Other memories are interwoven with this web, first and foremost Jean Clair’s, a French academic and the curator of this exhibition, conceived by Daniela Ferretti – who personally knew Guido, Livia and Paola, as well as being a close friend of Ida and Zora, having been a frequent guest in their homes and studies for over forty years. Under her great guidance, the works were carefully selected to document an outstanding artistic epic. From Ida’s home Palazzo Balbi Valier, we have works, drawings and paintings by her father Guido Cadorin, which either hung on the walls of the large salon or study or were in the home’s countless rooms: they include some from the early twentieth century, The Idol (1911), Portrait of the Father (1910), the triptych, Flesh, Flesh, Flesh (1914) and the Nude and Landscape in Bloom from 1920, The Canal (19121); works from the fifties and sixties such as Punta della Dogana from 1956, Piazzale Roma from 1958, Acque from1963 or the beautiful Donde un giorno nacque il miracolo di Venezia [When One Day the Miracle of Venice was Born] from 1969, and canvases dated 1973.

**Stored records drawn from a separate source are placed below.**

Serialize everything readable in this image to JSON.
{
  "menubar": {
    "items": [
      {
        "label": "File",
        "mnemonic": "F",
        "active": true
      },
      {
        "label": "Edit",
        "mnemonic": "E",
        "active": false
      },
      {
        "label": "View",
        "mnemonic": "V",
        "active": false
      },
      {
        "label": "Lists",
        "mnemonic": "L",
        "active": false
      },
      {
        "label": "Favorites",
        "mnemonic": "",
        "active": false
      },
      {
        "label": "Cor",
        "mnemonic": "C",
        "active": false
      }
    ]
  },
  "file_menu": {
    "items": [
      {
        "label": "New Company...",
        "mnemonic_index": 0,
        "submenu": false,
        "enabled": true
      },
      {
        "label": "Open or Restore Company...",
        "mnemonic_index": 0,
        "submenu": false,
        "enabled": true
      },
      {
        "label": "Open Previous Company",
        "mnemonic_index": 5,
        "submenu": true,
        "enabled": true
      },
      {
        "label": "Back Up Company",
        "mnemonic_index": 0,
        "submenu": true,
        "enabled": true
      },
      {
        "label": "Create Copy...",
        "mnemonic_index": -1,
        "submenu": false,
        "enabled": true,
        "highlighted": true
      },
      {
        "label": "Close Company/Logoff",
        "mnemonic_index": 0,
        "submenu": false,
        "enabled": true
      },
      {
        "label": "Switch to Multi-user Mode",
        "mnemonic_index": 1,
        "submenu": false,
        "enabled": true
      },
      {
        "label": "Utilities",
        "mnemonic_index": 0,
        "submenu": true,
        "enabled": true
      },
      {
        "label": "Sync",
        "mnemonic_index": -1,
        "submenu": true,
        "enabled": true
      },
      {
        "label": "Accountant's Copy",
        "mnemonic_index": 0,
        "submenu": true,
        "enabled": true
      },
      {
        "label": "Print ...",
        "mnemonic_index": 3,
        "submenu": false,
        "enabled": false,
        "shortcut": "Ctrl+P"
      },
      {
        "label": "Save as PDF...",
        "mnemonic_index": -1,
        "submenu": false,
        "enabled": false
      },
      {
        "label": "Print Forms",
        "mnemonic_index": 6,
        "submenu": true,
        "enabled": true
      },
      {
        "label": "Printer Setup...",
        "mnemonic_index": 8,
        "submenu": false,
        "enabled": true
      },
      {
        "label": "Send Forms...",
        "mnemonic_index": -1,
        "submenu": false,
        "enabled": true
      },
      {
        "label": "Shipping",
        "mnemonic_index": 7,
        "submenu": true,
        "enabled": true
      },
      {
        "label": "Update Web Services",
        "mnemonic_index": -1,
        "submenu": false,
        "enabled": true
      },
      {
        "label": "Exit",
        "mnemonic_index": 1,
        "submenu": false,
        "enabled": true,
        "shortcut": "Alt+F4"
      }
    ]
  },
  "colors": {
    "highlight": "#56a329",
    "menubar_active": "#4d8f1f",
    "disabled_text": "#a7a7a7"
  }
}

Then come the wooden sculptures by the grandfather Vincenzo – a large stele, an art-nouveau flower stand from, the Tabacchine sculptures – but also his plaster casts and terracottas; we can also admire the ivories that are testimony to Ettore’s technical skill; Augusto’s outstanding photographs that show us the faces that belong to this dynasty, scenes of family life, also a testimony to Venetian high society, the interior of Palazzo Papadopoli, the arrival of Emperor Wilhelm II and the collapse of the bell tower of Saint Mark’s in 1903.
Then we have Ida and Zoran. Her dreams: Caffè (1956), Jeu ouvert (1961) – and her anguish: from L’uomo di pietra [The Man of Stone] (1967) to Le persécuteur (1979), Demone or Saturno (1997) and I terrestri [The Terrestrials] (2002).
And Zoran’s dramatic ink drawings, with their permanent vision of the terrible vision of grief-stricken bodies in Dachau, and his paintings: from the fifties, – Summer in Istria (1957), Terre dalmate [Dalmatian Lands] (1958) – and images of Venice in the eighties such as th Canale della Giudecca (1980) or Il Mulino stucky, and Portrait of Ida in ’83 and ’86, taking us to the last period when his sight was fading: Figura grigia seduta[Seated Figure in Grey] and La poltrona grigia [Grey Armchair] both from 1998.
“Daddy kept telling us: above all, don’t become artists. That’s something terrible!”
The exhibition catalogue was edited by Daniela Ferretti (ed. Antiga), with essays by: Laura Bossi Régnier who collected Ida Barbarigo’s memories, Ester Brunet, Silvia Carminati, Jean Clair, Daniela Ferretti, Valerio Terraroli, Marco Vallora, and Monique Veillon Cadorin.
Curated by Jean Clair
designed by Daniela Ferretti
We would to thank Consorzio Tutela Valdobbiadene Prosecco Superiore